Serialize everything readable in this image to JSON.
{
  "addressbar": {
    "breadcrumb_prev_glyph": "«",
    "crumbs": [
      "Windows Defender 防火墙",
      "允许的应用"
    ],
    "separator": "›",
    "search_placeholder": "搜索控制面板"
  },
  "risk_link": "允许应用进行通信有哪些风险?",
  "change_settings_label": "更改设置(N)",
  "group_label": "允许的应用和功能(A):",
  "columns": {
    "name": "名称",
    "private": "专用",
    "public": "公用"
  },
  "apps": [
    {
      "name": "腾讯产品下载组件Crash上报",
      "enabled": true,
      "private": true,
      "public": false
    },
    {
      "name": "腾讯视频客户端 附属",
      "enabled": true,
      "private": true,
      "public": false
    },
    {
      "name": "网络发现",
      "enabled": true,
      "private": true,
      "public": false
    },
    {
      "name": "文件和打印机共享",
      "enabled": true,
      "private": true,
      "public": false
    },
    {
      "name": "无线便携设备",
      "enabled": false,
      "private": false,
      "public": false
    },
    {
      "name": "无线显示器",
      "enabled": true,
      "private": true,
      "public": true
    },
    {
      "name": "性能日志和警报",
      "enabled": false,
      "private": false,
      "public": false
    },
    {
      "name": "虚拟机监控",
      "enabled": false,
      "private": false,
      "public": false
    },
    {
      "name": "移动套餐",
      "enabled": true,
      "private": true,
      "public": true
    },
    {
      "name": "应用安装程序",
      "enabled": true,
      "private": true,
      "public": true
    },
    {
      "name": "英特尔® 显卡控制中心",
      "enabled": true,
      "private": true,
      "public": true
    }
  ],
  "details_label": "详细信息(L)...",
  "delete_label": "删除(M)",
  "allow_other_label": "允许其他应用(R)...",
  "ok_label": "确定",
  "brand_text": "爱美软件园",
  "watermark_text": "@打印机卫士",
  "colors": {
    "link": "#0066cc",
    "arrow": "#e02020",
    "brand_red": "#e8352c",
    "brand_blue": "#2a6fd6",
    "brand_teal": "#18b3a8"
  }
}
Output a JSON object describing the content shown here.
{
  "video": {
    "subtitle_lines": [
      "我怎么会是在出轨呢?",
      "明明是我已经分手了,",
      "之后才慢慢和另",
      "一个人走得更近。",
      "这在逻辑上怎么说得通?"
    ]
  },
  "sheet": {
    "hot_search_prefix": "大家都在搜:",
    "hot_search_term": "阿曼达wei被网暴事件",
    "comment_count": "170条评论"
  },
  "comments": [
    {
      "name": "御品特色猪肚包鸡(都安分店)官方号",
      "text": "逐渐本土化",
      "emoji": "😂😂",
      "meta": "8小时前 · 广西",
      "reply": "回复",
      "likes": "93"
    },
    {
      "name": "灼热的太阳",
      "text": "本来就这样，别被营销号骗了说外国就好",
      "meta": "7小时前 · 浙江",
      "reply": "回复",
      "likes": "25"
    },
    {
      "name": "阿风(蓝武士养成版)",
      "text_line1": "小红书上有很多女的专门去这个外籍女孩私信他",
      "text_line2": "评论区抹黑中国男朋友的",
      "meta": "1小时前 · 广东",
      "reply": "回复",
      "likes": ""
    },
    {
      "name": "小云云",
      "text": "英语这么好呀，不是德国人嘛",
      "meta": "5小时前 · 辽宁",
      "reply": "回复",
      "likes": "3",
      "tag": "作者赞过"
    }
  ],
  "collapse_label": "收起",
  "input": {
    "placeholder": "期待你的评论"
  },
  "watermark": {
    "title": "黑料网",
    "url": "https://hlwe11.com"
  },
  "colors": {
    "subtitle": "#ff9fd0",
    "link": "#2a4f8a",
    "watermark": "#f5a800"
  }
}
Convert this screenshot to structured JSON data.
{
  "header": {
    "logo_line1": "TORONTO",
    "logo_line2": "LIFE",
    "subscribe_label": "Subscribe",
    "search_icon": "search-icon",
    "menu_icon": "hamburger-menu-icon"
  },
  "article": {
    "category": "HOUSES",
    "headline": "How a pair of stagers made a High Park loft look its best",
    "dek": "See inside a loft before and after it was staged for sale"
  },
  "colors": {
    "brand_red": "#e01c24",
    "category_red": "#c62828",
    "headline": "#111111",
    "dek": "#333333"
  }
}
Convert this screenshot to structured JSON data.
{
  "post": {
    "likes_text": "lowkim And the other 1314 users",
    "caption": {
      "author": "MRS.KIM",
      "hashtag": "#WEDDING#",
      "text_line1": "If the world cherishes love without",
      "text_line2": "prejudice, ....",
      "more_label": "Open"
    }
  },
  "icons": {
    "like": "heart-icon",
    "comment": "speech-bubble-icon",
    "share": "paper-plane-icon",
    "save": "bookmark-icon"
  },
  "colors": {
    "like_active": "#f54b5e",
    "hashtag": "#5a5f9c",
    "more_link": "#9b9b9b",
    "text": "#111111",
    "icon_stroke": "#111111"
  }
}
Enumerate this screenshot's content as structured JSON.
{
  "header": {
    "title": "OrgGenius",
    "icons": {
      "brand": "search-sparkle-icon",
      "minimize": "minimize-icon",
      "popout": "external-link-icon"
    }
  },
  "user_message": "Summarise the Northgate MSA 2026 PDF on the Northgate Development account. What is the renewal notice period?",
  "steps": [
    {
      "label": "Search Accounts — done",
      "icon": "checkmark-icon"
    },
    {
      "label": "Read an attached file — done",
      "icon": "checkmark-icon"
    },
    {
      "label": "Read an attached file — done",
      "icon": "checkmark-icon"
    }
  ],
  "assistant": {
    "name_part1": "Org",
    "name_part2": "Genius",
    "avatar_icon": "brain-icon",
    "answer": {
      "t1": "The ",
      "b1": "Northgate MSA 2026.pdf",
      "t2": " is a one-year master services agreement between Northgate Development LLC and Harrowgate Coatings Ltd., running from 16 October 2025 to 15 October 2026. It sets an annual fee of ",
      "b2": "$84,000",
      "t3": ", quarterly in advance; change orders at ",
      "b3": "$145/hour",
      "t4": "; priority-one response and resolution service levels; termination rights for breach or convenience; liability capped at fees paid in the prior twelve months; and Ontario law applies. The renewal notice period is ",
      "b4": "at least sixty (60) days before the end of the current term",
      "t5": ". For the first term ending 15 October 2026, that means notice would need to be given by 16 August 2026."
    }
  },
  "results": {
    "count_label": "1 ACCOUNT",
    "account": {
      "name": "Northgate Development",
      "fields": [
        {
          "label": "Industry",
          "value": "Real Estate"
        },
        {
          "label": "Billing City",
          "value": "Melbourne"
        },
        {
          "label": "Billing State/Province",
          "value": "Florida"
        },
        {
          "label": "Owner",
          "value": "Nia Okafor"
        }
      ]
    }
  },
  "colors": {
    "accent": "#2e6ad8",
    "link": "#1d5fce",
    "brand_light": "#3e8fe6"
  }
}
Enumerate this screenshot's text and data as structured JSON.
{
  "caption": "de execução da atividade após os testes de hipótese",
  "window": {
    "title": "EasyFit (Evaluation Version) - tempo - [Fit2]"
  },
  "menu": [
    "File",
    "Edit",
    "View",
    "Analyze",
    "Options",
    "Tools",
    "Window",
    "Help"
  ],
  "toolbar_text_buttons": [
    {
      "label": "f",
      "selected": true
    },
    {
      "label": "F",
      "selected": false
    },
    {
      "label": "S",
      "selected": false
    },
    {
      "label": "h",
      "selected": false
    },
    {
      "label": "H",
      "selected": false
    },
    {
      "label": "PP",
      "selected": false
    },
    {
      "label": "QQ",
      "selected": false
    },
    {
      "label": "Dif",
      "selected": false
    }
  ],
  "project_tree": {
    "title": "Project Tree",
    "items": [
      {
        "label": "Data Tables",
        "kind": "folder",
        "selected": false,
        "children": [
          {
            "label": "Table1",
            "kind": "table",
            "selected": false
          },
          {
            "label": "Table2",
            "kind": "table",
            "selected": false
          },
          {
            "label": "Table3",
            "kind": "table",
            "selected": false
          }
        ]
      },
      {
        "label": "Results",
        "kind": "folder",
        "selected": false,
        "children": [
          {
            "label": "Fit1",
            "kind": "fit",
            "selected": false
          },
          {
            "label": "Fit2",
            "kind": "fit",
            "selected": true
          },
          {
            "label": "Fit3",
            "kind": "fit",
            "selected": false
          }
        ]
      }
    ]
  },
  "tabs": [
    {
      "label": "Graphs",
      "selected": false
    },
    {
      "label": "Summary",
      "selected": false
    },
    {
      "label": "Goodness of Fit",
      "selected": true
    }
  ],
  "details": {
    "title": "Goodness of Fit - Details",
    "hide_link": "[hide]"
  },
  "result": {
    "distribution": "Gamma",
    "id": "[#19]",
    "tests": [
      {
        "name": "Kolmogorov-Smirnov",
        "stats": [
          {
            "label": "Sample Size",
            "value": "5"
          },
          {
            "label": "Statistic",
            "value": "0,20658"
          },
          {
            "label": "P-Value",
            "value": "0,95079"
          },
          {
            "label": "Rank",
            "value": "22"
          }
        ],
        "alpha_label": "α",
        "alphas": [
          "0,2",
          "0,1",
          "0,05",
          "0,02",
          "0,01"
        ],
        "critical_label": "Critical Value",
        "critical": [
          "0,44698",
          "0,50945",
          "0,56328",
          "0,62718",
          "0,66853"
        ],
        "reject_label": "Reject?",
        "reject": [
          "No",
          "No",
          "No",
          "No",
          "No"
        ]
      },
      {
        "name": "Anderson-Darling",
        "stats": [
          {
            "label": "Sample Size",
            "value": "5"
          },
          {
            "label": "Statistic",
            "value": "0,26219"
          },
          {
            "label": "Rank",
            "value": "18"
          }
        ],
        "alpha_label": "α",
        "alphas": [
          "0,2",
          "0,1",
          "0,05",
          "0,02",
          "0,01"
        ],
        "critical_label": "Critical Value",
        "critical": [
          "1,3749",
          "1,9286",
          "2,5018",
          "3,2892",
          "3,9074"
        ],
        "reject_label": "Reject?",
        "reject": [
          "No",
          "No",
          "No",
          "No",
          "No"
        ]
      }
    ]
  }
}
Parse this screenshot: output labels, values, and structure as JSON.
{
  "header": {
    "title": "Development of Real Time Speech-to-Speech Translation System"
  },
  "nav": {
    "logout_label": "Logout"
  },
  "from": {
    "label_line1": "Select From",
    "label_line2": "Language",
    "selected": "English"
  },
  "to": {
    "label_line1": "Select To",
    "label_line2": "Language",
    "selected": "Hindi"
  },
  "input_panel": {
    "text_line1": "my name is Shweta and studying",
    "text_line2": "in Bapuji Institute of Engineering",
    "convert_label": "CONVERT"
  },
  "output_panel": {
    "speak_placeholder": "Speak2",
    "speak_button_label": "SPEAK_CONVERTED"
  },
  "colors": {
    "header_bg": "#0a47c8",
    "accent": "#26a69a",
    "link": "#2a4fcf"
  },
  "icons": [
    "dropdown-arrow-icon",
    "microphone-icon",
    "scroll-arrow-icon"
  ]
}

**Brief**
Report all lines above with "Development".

**Answer to the exercise**
  "user_message": "Summarise the Northgate MSA 2026 PDF on the Northgate Development account. What is the renewal notice period?",
      "t2": " is a one-year master services agreement between Northgate Development LLC and Harrowgate Coatings Ltd., running from 16 October 2025 to 15 October 2026. It sets an annual fee of ",
      "name": "Northgate Development",
    "title": "Development of Real Time Speech-to-Speech Translation System"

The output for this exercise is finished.